Please set down the whole listing again, precisely.

RAW DATA -
━━━━━━

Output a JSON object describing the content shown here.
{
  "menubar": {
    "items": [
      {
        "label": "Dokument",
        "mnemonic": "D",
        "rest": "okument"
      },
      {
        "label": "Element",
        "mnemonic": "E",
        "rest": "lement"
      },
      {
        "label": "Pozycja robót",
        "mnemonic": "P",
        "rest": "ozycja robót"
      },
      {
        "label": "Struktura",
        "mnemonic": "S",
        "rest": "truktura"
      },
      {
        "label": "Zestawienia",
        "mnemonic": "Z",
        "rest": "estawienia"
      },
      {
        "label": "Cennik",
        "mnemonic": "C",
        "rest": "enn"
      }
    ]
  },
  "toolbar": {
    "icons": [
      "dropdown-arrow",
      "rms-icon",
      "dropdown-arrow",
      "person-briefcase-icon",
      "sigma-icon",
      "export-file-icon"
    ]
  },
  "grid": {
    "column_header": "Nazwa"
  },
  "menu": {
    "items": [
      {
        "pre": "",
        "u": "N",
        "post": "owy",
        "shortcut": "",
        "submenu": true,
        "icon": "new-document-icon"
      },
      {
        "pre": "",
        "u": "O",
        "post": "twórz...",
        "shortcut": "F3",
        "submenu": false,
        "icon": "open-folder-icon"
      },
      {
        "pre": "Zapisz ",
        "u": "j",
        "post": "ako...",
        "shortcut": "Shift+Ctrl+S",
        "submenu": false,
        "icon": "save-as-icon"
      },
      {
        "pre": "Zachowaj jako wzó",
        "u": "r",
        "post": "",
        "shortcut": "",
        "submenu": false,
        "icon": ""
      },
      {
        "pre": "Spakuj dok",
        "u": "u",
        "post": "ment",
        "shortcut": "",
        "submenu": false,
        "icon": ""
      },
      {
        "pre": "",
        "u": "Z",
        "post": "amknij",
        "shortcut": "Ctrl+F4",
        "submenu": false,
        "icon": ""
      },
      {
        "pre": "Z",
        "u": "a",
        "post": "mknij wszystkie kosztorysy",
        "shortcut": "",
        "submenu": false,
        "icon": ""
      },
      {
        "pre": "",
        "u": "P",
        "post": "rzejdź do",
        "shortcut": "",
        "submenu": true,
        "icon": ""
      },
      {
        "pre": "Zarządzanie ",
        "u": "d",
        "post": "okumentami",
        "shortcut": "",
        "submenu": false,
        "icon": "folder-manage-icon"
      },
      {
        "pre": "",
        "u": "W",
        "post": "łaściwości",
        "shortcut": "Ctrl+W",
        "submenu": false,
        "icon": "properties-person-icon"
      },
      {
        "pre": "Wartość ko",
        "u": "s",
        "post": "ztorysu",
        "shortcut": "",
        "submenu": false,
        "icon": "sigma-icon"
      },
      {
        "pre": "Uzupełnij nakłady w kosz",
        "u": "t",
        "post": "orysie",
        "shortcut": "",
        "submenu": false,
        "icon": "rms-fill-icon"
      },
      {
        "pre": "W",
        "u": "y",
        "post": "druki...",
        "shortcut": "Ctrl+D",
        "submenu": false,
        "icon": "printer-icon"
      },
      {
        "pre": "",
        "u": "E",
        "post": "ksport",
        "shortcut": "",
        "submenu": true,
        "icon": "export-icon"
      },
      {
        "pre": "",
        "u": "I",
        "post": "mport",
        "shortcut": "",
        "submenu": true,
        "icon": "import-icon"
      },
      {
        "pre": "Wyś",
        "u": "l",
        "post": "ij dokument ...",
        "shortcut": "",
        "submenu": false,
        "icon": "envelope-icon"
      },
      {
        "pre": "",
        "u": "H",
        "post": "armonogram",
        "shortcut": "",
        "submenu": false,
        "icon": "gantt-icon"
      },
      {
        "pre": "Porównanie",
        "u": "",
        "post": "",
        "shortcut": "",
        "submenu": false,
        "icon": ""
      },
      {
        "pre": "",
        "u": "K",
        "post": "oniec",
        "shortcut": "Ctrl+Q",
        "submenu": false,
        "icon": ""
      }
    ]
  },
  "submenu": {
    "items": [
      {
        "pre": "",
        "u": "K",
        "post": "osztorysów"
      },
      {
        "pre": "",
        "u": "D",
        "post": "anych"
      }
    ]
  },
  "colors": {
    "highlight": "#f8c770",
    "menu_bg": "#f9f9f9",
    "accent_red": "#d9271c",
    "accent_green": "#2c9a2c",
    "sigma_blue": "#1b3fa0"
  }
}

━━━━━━

WORKED SOLUTION -
Output a JSON object describing the content shown here.
{
  "menubar": {
    "items": [
      {
        "label": "Dokument",
        "mnemonic": "D",
        "rest": "okument"
      },
      {
        "label": "Element",
        "mnemonic": "E",
        "rest": "lement"
      },
      {
        "label": "Pozycja robót",
        "mnemonic": "P",
        "rest": "ozycja robót"
      },
      {
        "label": "Struktura",
        "mnemonic": "S",
        "rest": "truktura"
      },
      {
        "label": "Zestawienia",
        "mnemonic": "Z",
        "rest": "estawienia"
      },
      {
        "label": "Cennik",
        "mnemonic": "C",
        "rest": "enn"
      }
    ]
  },
  "toolbar": {
    "icons": [
      "dropdown-arrow",
      "rms-icon",
      "dropdown-arrow",
      "person-briefcase-icon",
      "sigma-icon",
      "export-file-icon"
    ]
  },
  "grid": {
    "column_header": "Nazwa"
  },
  "menu": {
    "items": [
      {
        "pre": "",
        "u": "N",
        "post": "owy",
        "shortcut": "",
        "submenu": true,
        "icon": "new-document-icon"
      },
      {
        "pre": "",
        "u": "O",
        "post": "twórz...",
        "shortcut": "F3",
        "submenu": false,
        "icon": "open-folder-icon"
      },
      {
        "pre": "Zapisz ",
        "u": "j",
        "post": "ako...",
        "shortcut": "Shift+Ctrl+S",
        "submenu": false,
        "icon": "save-as-icon"
      },
      {
        "pre": "Zachowaj jako wzó",
        "u": "r",
        "post": "",
        "shortcut": "",
        "submenu": false,
        "icon": ""
      },
      {
        "pre": "Spakuj dok",
        "u": "u",
        "post": "ment",
        "shortcut": "",
        "submenu": false,
        "icon": ""
      },
      {
        "pre": "",
        "u": "Z",
        "post": "amknij",
        "shortcut": "Ctrl+F4",
        "submenu": false,
        "icon": ""
      },
      {
        "pre": "Z",
        "u": "a",
        "post": "mknij wszystkie kosztorysy",
        "shortcut": "",
        "submenu": false,
        "icon": ""
      },
      {
        "pre": "",
        "u": "P",
        "post": "rzejdź do",
        "shortcut": "",
        "submenu": true,
        "icon": ""
      },
      {
        "pre": "Zarządzanie ",
        "u": "d",
        "post": "okumentami",
        "shortcut": "",
        "submenu": false,
        "icon": "folder-manage-icon"
      },
      {
        "pre": "",
        "u": "W",
        "post": "łaściwości",
        "shortcut": "Ctrl+W",
        "submenu": false,
        "icon": "properties-person-icon"
      },
      {
        "pre": "Wartość ko",
        "u": "s",
        "post": "ztorysu",
        "shortcut": "",
        "submenu": false,
        "icon": "sigma-icon"
      },
      {
        "pre": "Uzupełnij nakłady w kosz",
        "u": "t",
        "post": "orysie",
        "shortcut": "",
        "submenu": false,
        "icon": "rms-fill-icon"
      },
      {
        "pre": "W",
        "u": "y",
        "post": "druki...",
        "shortcut": "Ctrl+D",
        "submenu": false,
        "icon": "printer-icon"
      },
      {
        "pre": "",
        "u": "E",
        "post": "ksport",
        "shortcut": "",
        "submenu": true,
        "icon": "export-icon"
      },
      {
        "pre": "",
        "u": "I",
        "post": "mport",
        "shortcut": "",
        "submenu": true,
        "icon": "import-icon"
      },
      {
        "pre": "Wyś",
        "u": "l",
        "post": "ij dokument ...",
        "shortcut": "",
        "submenu": false,
        "icon": "envelope-icon"
      },
      {
        "pre": "",
        "u": "H",
        "post": "armonogram",
        "shortcut": "",
        "submenu": false,
        "icon": "gantt-icon"
      },
      {
        "pre": "Porównanie",
        "u": "",
        "post": "",
        "shortcut": "",
        "submenu": false,
        "icon": ""
      },
      {
        "pre": "",
        "u": "K",
        "post": "oniec",
        "shortcut": "Ctrl+Q",
        "submenu": false,
        "icon": ""
      }
    ]
  },
  "submenu": {
    "items": [
      {
        "pre": "",
        "u": "K",
        "post": "osztorysów"
      },
      {
        "pre": "",
        "u": "D",
        "post": "anych"
      }
    ]
  },
  "colors": {
    "highlight": "#f8c770",
    "menu_bg": "#f9f9f9",
    "accent_red": "#d9271c",
    "accent_green": "#2c9a2c",
    "sigma_blue": "#1b3fa0"
  }
}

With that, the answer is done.